Jared Ivey transferred to Ole Miss to play in big games such as Saturday’s against Alabama
OXFORD, Miss. – This time last season, Jared Ivey’s Georgia Tech team was 3-6 and preparing to play Boston College, a team that would beat the Yellow Jackets, 41-30.
In the offseason, the defensive lineman transferred to Ole Miss — a team in the Southeastern Conference where the saying is, “It just means more.”
It does mean more in Oxford Saturday as Ole Miss hosts No. 6 Alabama in the kind of game Ivey has wanted to play his entire college career. The Crimson Tide (7-2, 4-2 in the SEC) is coming off a loss to LSU and the Rebels expect a hard-fought game. That is just what Ivey wanted in his new conference.
“It’s been good, it’s been more physical,” Ivey said.
“It’s been more of a challenge, but that’s what I wanted. Obviously, that’s what me and my teammates want. You don’t want to go out there and play patty-cake games, you come here to play big games.”
This is a big game. Should Ole Miss win, it will be the Rebels’ first victory over Alabama since 2015. But the Tide has not lost consecutive league games since 2007 and the college football world took notice of how they lost last week in overtime.
“I mean, this is the SEC you know, teams lose big games, teams win big games,” Ivey said. “This is a great team that we’re going to go play you know, their record means absolutely nothing and our preparation, we’re just looking at personnel, players and how we can fit everything up and scheme it to give them the best challenge that we can possibly give them.”
Ole Miss is 8-1, with its lone loss to LSU. The Rebels face Alabama, Arkansas and Mississippi State to close the regular season. Saturday, Ole Miss gets the first of two home games to finish the schedule.
“I’m very excited, I’m glad we’re playing at home,” Ivey said. “We try to take the mindset that they’ve got to come here and play us. You know we try to flip the script on that.”
Even though he was not at Ole Miss last year, Ivey realizes the Tide appeared on the schedule earlier last year and will appear early again next season. The Rebels will travel to Tuscaloosa in September next fall.
“It’s super exciting and you know and I’m almost glad we get to play them later in the season and just be as comfortable as possible and obviously we’re playing at home. It was a great experience playing in College Station and playing in Death Valley, so you know that’s a piece of what you come here for and I’m very thankful to have experienced that.”
Jared Ivey on playing Alabama
The game will be at home, but it will still be Alabama, a team that has lost two games this season and both were decided on the final play of the game. But according to coach Lane Kiffin, the Rebels do not let the opponent dictate their thoughts.
“I’m sure it sounds crazy, we don’t sit and talk about Bama week and all that that everyone else in the country seems to do,” Kiffin said.

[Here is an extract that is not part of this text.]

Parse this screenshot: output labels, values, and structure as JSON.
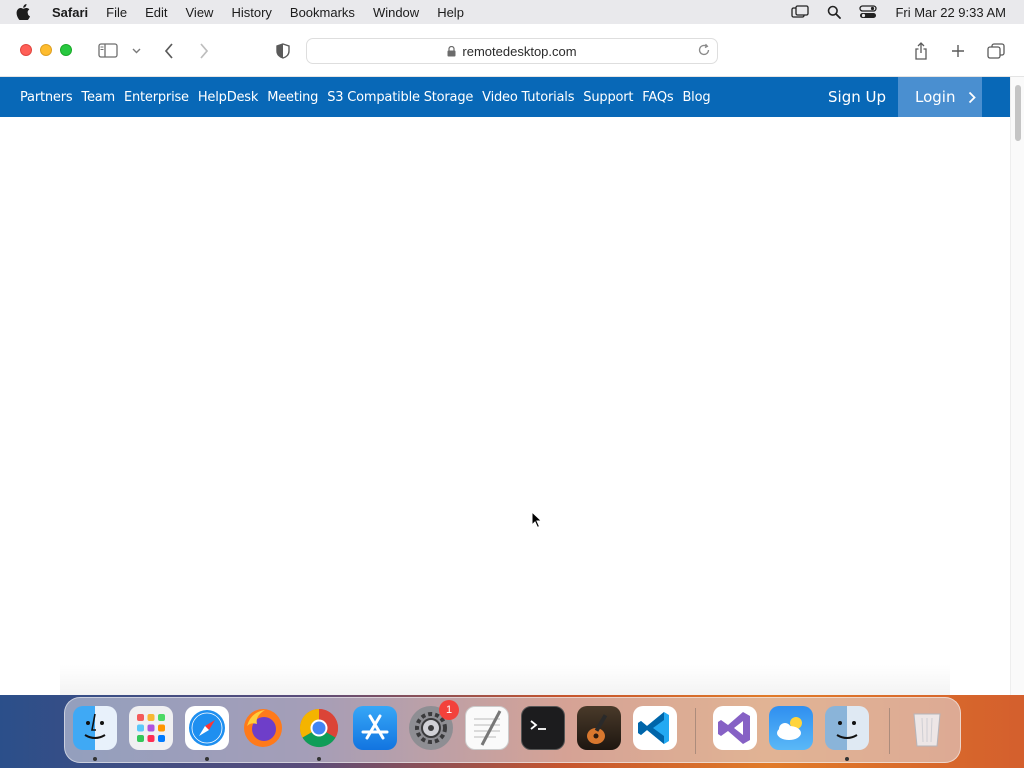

“We’ve got a lot of things to work on to get better. It really doesn’t matter. It matters that you do things really well. That’s how you win games. I didn’t notice anything different (at Monday’s practice), but I’m glad I didn’t because that’s not how we train. We don’t want to be a program like that (up and down)—oh we get up for these games, but we don’t for these. That’s what I get mad at our fans for doing, so we’re not supposed to do that.“

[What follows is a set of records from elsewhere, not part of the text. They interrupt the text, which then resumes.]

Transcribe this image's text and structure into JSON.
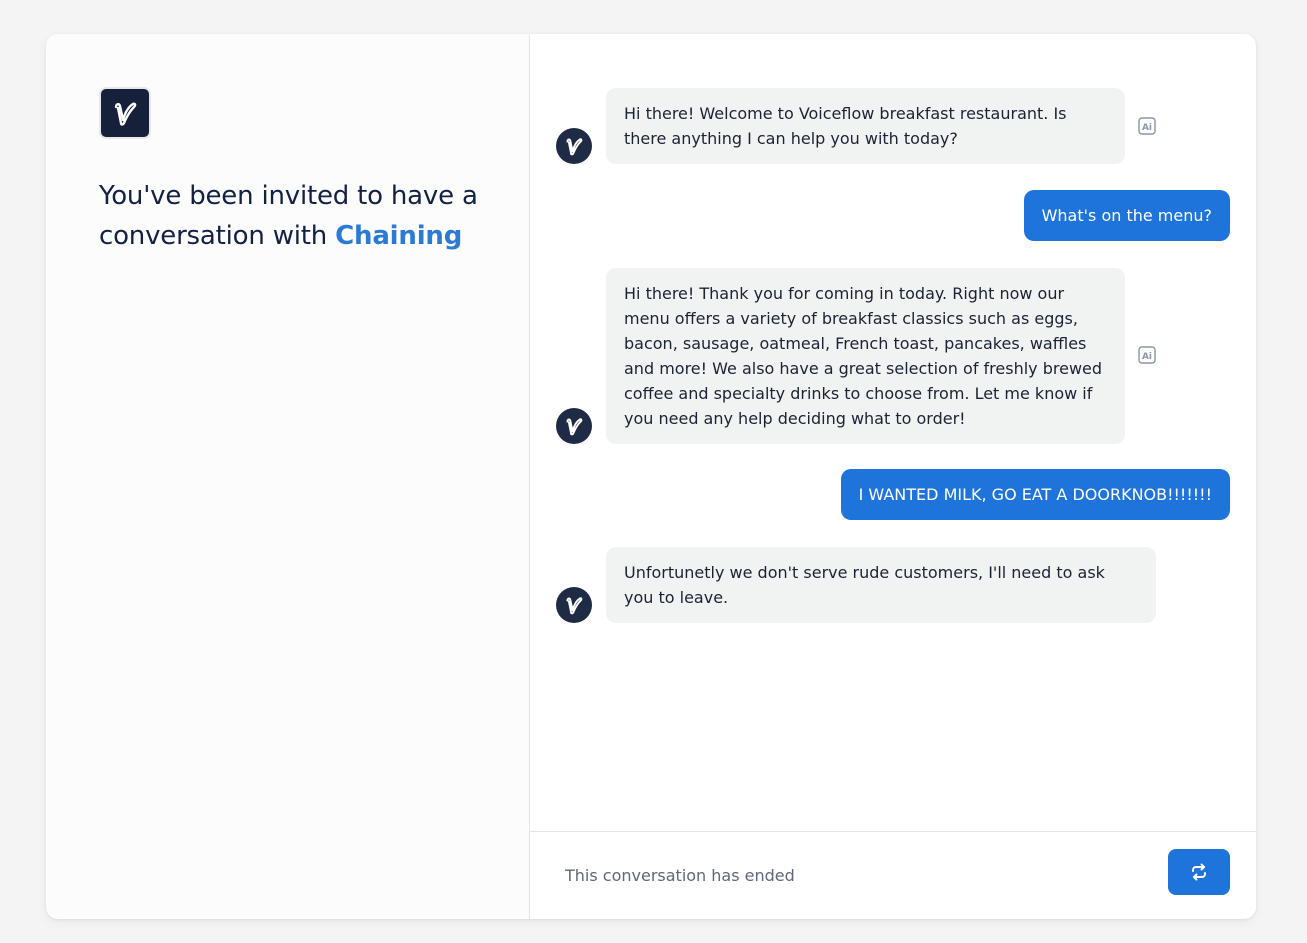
{
  "invite": {
    "text": "You've been invited to have a conversation with",
    "assistant_name": "Chaining"
  },
  "messages": [
    {
      "role": "bot",
      "text": "Hi there! Welcome to Voiceflow breakfast restaurant. Is there anything I can help you with today?",
      "ai_generated": true
    },
    {
      "role": "user",
      "text": "What's on the menu?"
    },
    {
      "role": "bot",
      "text": "Hi there! Thank you for coming in today. Right now our menu offers a variety of breakfast classics such as eggs, bacon, sausage, oatmeal, French toast, pancakes, waffles and more! We also have a great selection of freshly brewed coffee and specialty drinks to choose from. Let me know if you need any help deciding what to order!",
      "ai_generated": true
    },
    {
      "role": "user",
      "text": "I WANTED MILK, GO EAT A DOORKNOB!!!!!!!"
    },
    {
      "role": "bot",
      "text": "Unfortunetly we don't serve rude customers, I'll need to ask you to leave.",
      "ai_generated": false
    }
  ],
  "footer": {
    "status": "This conversation has ended",
    "restart_icon": "refresh-icon"
  },
  "colors": {
    "accent": "#1f74db",
    "brand_text": "#2b7ad4",
    "logo_bg": "#16203a",
    "bot_bubble": "#f1f2f2"
  }
}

Head coach Lane Kiffin
That crowd is expected to be a sellout at Vaught-Hemingway Stadium and the game is the national feature on CBS. Kickoff is scheduled for 2:30 p.m.
Steve Barnes joins The Rebel Walk staff as a senior writer and brings a trifecta of journalistic experience. As a writer, he has covered college sports for Rivals.com, Football.com and SaturdayDownSouth.com as well as served as a beat writer for various traditional newspapers.
He has been a broadcaster for arena football and several national tournament events for the National Junior College Athletic Association as well as hosting various shows on radio.
A former sports information director at Albany (Ga.) State University and an assistant at Troy and West Florida, he has helped host many NCAA conference, regional and national events, including serving five years on the media committee of the NCAA Division II World Series.
Barnes, a native of Pensacola, Fla., attended Ole Miss in 1983-84, where his first journalism teacher was David Kellum. The duo has come a long way since that time.
He will bring a proven journalistic track record, along with a knack for finding the out-of-the-ordinary story angles to The Rebel Walk.
Barnes continues to reside in Pensacola a mere ten minutes from the beach because he does have taste and a brain.